Exactly nine years ago yesterday, on a Friday night in Palo Alto, Bob Kennedy toed the line at the Stanford Cardinal Invitational and prepared to break the 10,000 meter American record. A legend of the sport, he was as much a favorite as there was and a throng of supporters were on site to see him do it.
But it didn’t happen like it was supposed to.
Meb Keflezighi, the American with an odd-sounding name, dropped Kennedy halfway in and ran 27:13.98, breaking a record that stood for 15 years. To do it, Meb took an astounding 40 seconds off his previous best at the distance. It was unexpected, to say the very least.
The circumstances on Saturday night were eerily similar to 2001. At the very same meet, and only a couple days shy of the anniversary that the 10,000 meter record was last set, Galen Rupp lined up in Kennedy’s shoes, projected to set the record. As we can only now know, Chris Solinsky played Keflezighi’s role of spoiler.

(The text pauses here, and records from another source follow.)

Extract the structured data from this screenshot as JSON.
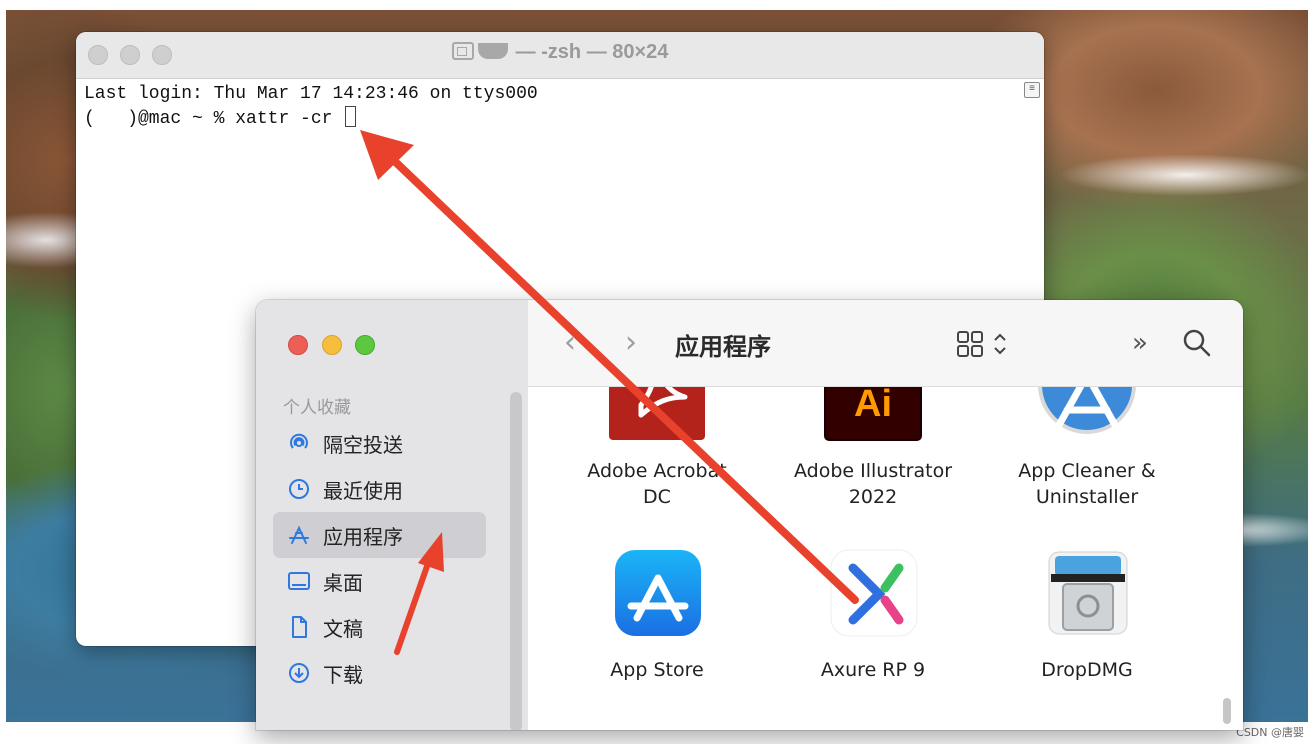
{
  "terminal": {
    "title": "— -zsh — 80×24",
    "line1": "Last login: Thu Mar 17 14:23:46 on ttys000",
    "prompt_user": "(   )@mac ~ % ",
    "command": "xattr -cr "
  },
  "finder": {
    "toolbar_title": "应用程序",
    "sidebar_heading": "个人收藏",
    "sidebar_items": [
      {
        "label": "隔空投送",
        "icon": "airdrop-icon"
      },
      {
        "label": "最近使用",
        "icon": "clock-icon"
      },
      {
        "label": "应用程序",
        "icon": "applications-icon",
        "selected": true
      },
      {
        "label": "桌面",
        "icon": "desktop-icon"
      },
      {
        "label": "文稿",
        "icon": "document-icon"
      },
      {
        "label": "下载",
        "icon": "download-icon"
      }
    ],
    "apps": [
      {
        "line1": "Adobe Acrobat",
        "line2": "DC"
      },
      {
        "line1": "Adobe Illustrator",
        "line2": "2022",
        "icon_text": "Ai"
      },
      {
        "line1": "App Cleaner &",
        "line2": "Uninstaller"
      },
      {
        "line1": "App Store",
        "line2": ""
      },
      {
        "line1": "Axure RP 9",
        "line2": ""
      },
      {
        "line1": "DropDMG",
        "line2": ""
      }
    ]
  },
  "watermark": "CSDN @唐婴",
  "colors": {
    "annotation_arrow": "#e8412c",
    "sidebar_accent": "#2f78e0",
    "traffic_red": "#ec5f57",
    "traffic_yellow": "#f5be3d",
    "traffic_green": "#5cc83f"
  }
}
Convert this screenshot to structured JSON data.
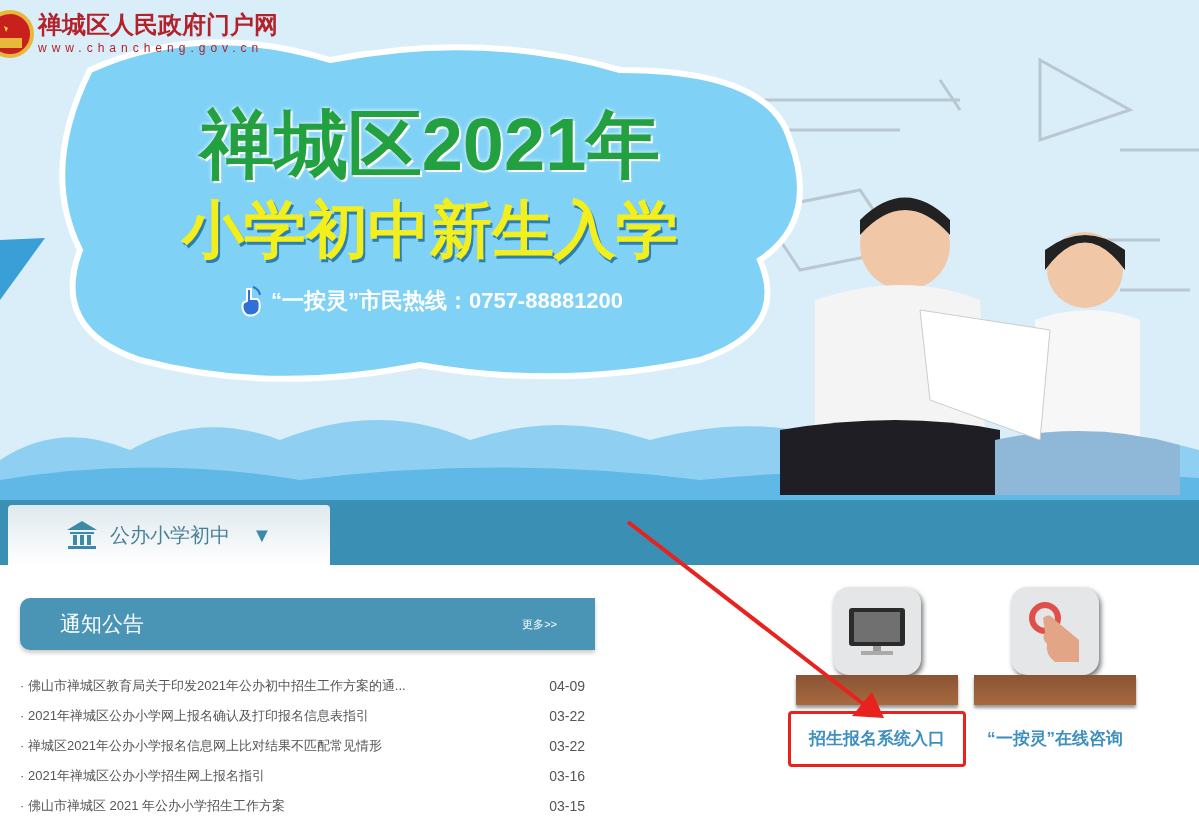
{
  "site": {
    "title": "禅城区人民政府门户网",
    "url": "www.chancheng.gov.cn"
  },
  "banner": {
    "title": "禅城区2021年",
    "subtitle": "小学初中新生入学",
    "hotline": "“一按灵”市民热线：0757-88881200"
  },
  "tabs": [
    {
      "label": "公办小学初中",
      "caret": "▼",
      "selected": true
    }
  ],
  "notices": {
    "title": "通知公告",
    "more": "更多>>",
    "items": [
      {
        "title": "· 佛山市禅城区教育局关于印发2021年公办初中招生工作方案的通...",
        "date": "04-09"
      },
      {
        "title": "· 2021年禅城区公办小学网上报名确认及打印报名信息表指引",
        "date": "03-22"
      },
      {
        "title": "· 禅城区2021年公办小学报名信息网上比对结果不匹配常见情形",
        "date": "03-22"
      },
      {
        "title": "· 2021年禅城区公办小学招生网上报名指引",
        "date": "03-16"
      },
      {
        "title": "· 佛山市禅城区 2021 年公办小学招生工作方案",
        "date": "03-15"
      }
    ]
  },
  "entries": [
    {
      "kind": "computer",
      "label": "招生报名系统入口",
      "highlighted": true
    },
    {
      "kind": "hand",
      "label": "“一按灵”在线咨询",
      "highlighted": false
    }
  ]
}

It was one of the things Solinsky and Keflezighi chatted about late Monday night, as the new record holder finally returned the former’s flurry of congratulatory voice, text and, yes, even twitter messages.
So what’d the conversation sound like?
“I congratulated him and he thanked me,” Keflezighi told me last night, a couple minutes after their call ended. “He said I was an inspiration to him as a young runner. I felt honored that I could be a small part of the record.”
They also talked about the parallel circumstances heading into their respective races, and how the unexpected can always happen.
“The race was set up for Bob Kennedy,” Keflezighi recalled. “But that’s why we race.”
Keflezighi also said that he was surprised his record had lasted as long as it did. He himself attempted to break 27 minutes several times in Europe in subsequent years but the conditions were never ideal.
Looking forward now, Keflezighi is quick to mention that he’s not permanently handing the baton to Solinsky and believes his fastest days are still ahead of him:
“I’m not retired. I’m still competing. My best years are still ahead of me. Can I run faster in the 10K? I believe I can.”